$$J(\theta) = \frac{1}{2}\sum_{i=1}^mw^{(i)}(\theta^Tx^{(i)} - y^{(i)}),$$ where the superscripts indicate the $i$-th element of that vector or diagonal.

I am trying to use the normal equation to show solve for $\theta$, specifically by taking the gradient of the normal equation and setting it equal to zero.

My attempt

I begin by expanding the equation:

\begin{equation} \begin{split} J(\theta) & = (\theta^TX^T - y^T)(WX\theta - Wy) \\ & = \theta^TX^TWX\theta - \theta^TX^TWy - y^TWX\theta + y^TWy \end{split} \end{equation}

Now I know that the answer to my problem is $$\nabla_{\theta}J(\theta) = 2(X^TWX\theta - X^TWy),$$

and the only way I can see to achieve this from what I have is if $$J(\theta) = \theta^TX^TWX\theta -2y^TWX\theta + y^TWy.$$ From my initial expansion of $J(\theta)$, this would imply that $$\theta^TX^TWy = y^TWX\theta.$$

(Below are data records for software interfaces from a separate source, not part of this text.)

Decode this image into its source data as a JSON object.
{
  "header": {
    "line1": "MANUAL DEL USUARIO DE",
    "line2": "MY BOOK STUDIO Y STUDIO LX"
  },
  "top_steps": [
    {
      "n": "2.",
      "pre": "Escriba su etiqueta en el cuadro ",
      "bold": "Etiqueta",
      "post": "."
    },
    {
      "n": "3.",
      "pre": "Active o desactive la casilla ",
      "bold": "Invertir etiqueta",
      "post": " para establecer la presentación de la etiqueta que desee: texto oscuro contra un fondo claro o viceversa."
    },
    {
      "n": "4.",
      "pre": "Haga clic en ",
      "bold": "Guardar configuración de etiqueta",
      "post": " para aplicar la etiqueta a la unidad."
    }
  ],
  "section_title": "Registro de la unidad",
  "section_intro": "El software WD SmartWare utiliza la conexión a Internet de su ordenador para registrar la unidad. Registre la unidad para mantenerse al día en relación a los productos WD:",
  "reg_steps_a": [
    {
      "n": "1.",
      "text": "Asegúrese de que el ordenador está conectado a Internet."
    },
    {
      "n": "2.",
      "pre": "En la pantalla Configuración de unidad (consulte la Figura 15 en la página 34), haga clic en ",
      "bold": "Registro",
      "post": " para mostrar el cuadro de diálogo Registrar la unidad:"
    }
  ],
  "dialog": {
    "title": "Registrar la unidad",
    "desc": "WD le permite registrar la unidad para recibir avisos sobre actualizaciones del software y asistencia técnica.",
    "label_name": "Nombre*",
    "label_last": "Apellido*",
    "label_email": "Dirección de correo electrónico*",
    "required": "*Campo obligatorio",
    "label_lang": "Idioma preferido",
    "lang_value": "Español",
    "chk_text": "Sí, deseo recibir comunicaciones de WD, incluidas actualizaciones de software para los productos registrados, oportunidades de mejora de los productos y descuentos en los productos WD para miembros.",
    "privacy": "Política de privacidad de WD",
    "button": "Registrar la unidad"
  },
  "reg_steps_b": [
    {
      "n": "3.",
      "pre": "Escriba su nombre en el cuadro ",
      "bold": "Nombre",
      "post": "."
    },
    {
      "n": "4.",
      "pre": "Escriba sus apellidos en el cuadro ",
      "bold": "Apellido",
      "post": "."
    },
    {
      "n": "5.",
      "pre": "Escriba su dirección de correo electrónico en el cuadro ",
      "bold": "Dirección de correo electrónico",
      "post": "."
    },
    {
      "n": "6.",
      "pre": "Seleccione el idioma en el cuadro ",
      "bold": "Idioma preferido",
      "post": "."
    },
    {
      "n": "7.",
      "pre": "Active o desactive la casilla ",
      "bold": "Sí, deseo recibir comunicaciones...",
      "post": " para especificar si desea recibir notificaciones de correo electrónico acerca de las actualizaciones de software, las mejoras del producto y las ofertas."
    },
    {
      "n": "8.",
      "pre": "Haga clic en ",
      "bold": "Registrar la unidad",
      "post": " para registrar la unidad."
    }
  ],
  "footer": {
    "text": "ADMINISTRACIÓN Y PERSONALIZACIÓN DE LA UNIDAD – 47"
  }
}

I can't see how this last equality could hold.

I'm quite new to linear algebra, so there is the possibility that I'm making some cardinal error. If so, could someone please outline where my line of reasoning here breaks down? If not, could someone please outline how the last equality holds?


2 Answers 2


$$X^TWy$$ is a $1\times1$ matrix so that $$(\theta^T(X^TWy))^T = (y^TW^TX)\theta=(y^TWX)\theta$$ as $W$ is symmetric.


$$ J(\beta) = \| W^{1/2} X \beta - W ^{1/2} y \|_2^2 $$

$$ \nabla J(\beta)=2X'W^{1/2}( W^{1/2} X \beta - W ^{1/2} y)\propto X'WX\beta-X'Wy=0, $$ $$ \to\beta = (X'WX)^{-1}X'Wy, $$ $$ \frac{\partial}{\partial \beta \beta ^ T}J(\beta) = 2X'WX \to \text{positive semi-definite matrix} $$

  • $\begingroup$ There is a $W$ missing, see en.wikipedia.org/wiki/Least_squares#Weighted_least_squares $\endgroup$ May 23, 2018 at 9:19
  • $\begingroup$ Sure. Corrected. Thanks $\endgroup$
    – V. Vancak
    May 23, 2018 at 9:20
  • $\begingroup$ @V.Vancak Thanks for the answer. But shouldn't it be: $J(\theta)^{1/2}=||W^{1/2}X\beta - W^{1/2}y||_2$, because of the power of $1/2$ for the L2-norm? $\endgroup$
    – quanty
    May 23, 2018 at 13:20
  • $\begingroup$ @quanty You are right. I've added the square (However if will not change the solution as this is monotone transformation of the $\mathcal{l}_2$ norm risk function). $\endgroup$
    – V. Vancak
    May 23, 2018 at 15:45

You must log in to answer this question.

Not the answer you're looking for? Browse other questions tagged .